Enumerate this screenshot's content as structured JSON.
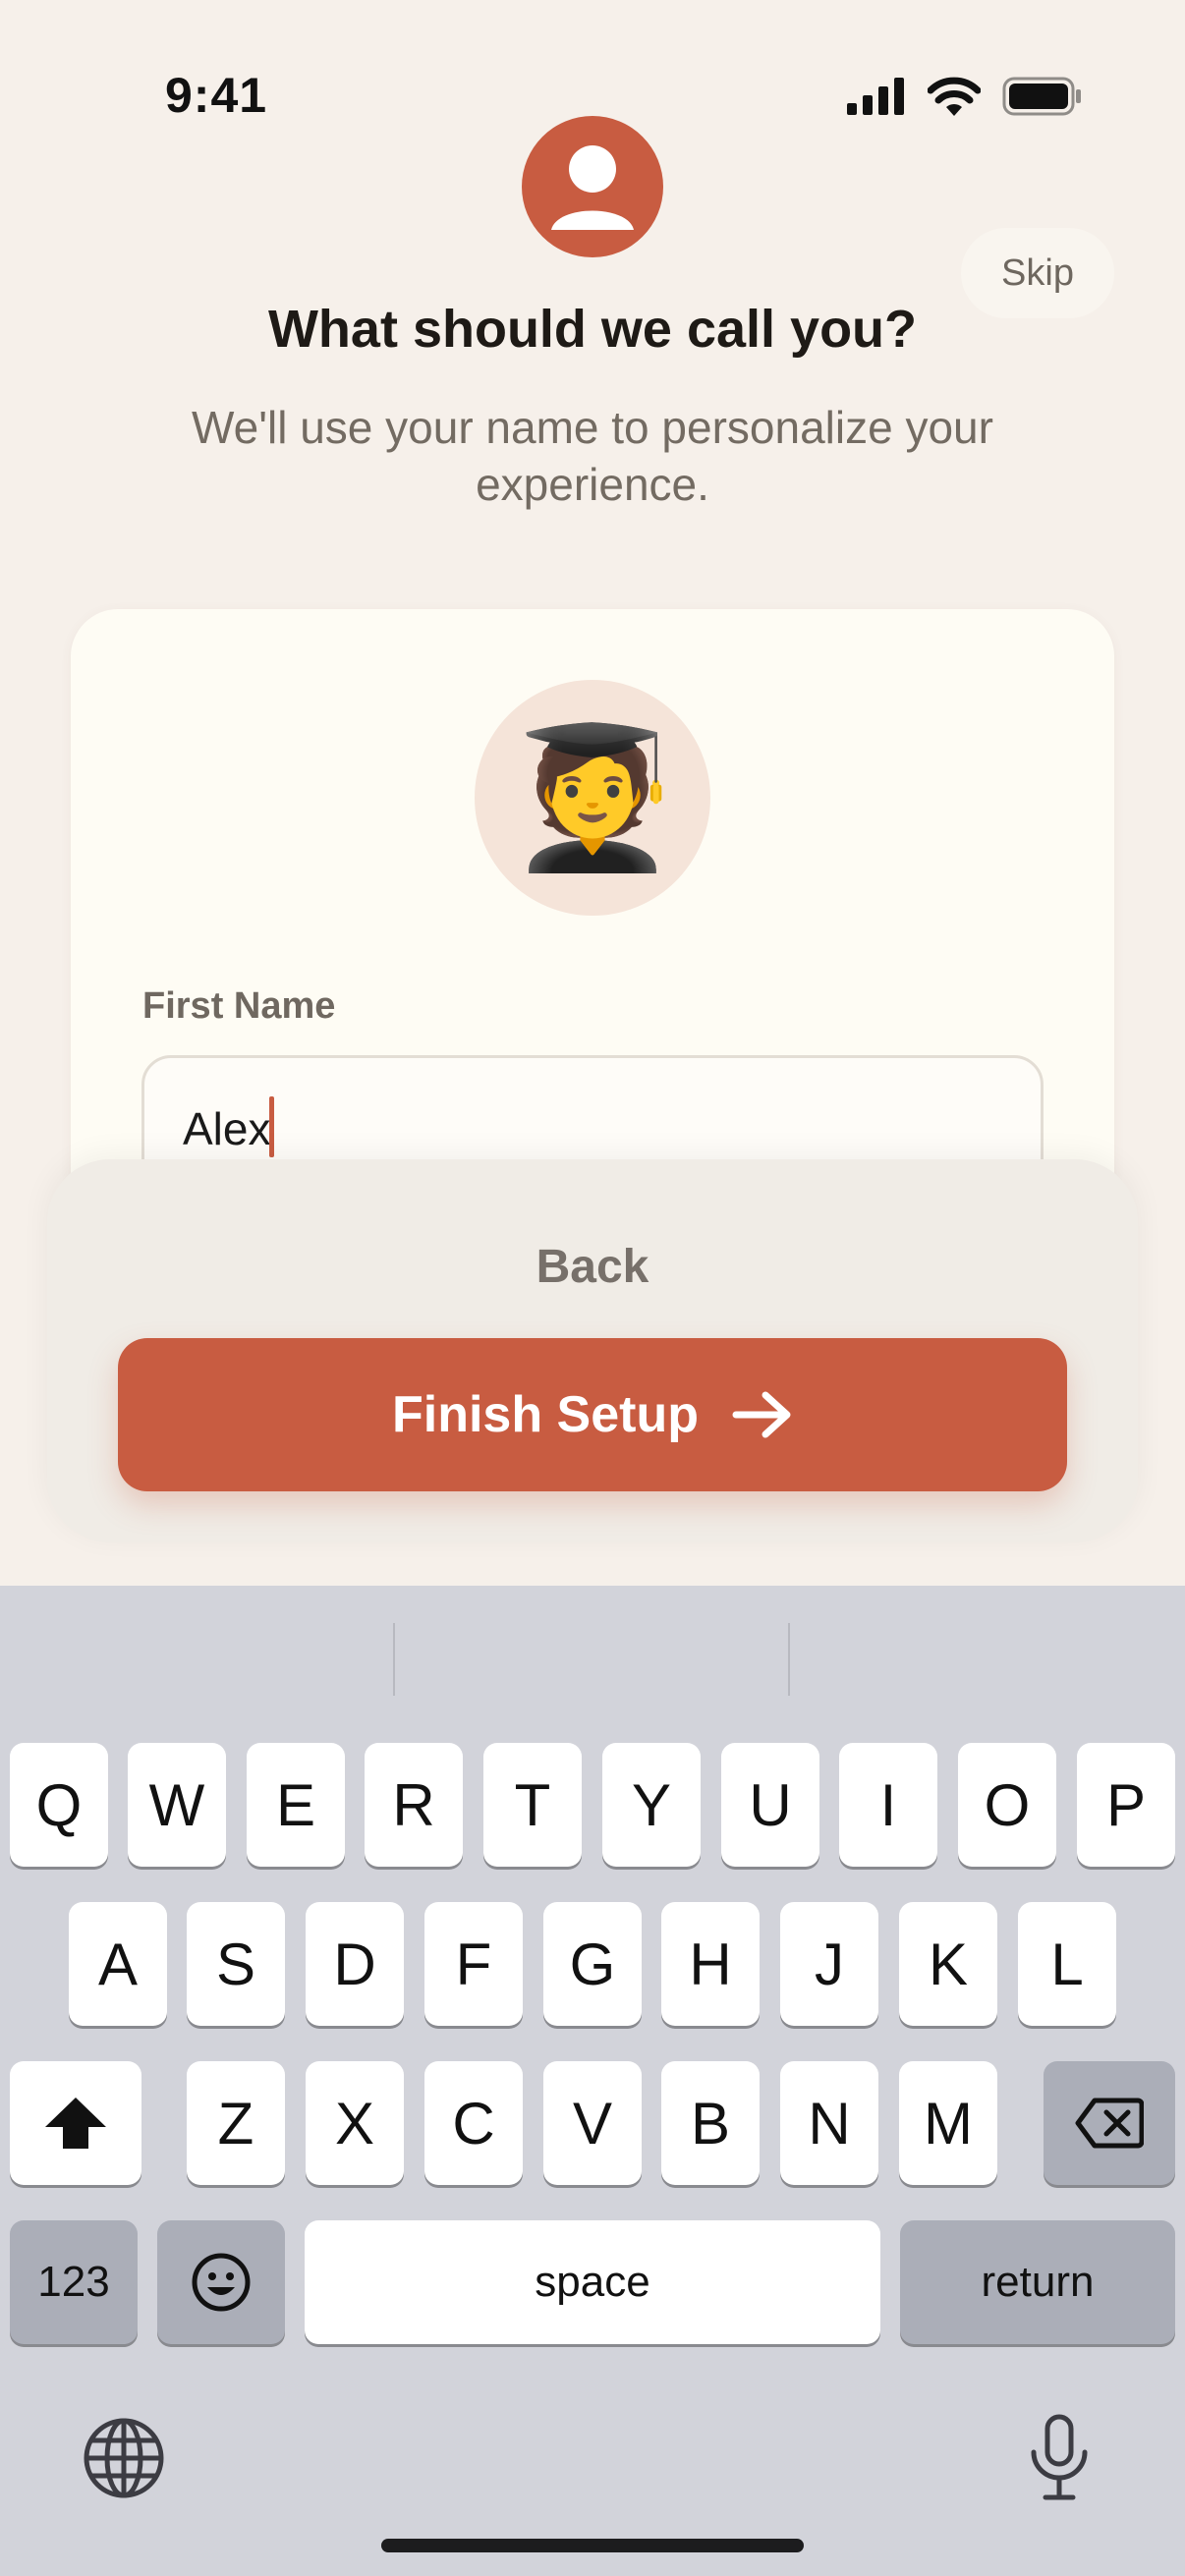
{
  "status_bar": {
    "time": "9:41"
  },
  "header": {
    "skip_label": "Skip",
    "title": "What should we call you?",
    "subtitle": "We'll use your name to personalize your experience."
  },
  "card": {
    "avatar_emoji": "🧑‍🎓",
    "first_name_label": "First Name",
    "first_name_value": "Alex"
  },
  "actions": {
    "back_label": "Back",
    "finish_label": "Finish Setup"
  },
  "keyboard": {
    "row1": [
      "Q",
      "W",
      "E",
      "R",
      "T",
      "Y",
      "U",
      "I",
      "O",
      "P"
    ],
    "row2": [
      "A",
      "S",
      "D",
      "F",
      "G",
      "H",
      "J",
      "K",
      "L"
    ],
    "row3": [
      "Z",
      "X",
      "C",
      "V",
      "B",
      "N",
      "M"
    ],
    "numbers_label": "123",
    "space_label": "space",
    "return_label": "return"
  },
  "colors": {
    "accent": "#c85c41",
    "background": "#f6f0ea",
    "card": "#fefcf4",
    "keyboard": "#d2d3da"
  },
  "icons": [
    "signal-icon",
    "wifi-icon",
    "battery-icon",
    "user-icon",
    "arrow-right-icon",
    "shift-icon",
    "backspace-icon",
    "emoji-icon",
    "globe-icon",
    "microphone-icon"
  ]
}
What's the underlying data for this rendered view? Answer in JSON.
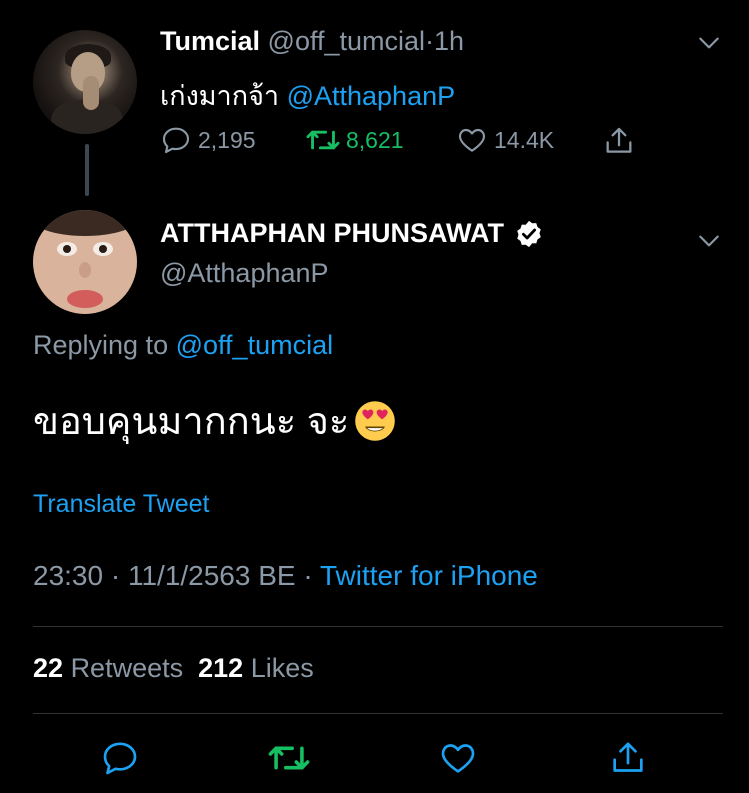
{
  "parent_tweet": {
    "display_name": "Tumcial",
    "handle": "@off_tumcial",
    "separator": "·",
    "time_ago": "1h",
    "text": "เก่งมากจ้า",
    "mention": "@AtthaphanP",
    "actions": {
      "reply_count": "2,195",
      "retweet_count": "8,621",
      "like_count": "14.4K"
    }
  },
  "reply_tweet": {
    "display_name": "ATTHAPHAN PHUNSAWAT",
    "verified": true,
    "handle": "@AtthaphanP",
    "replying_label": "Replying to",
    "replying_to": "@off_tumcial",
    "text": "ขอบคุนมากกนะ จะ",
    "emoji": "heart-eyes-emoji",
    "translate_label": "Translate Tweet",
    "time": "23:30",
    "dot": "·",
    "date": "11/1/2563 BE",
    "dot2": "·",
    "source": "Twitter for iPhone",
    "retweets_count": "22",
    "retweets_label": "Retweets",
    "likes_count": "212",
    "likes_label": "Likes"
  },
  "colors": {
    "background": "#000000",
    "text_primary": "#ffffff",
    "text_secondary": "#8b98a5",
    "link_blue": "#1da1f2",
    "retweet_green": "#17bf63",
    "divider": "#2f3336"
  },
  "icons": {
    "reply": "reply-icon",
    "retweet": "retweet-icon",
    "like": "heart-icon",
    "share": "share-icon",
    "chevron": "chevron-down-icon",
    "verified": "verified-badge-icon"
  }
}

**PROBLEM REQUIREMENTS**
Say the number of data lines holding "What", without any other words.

**TASK SOLUTION**
2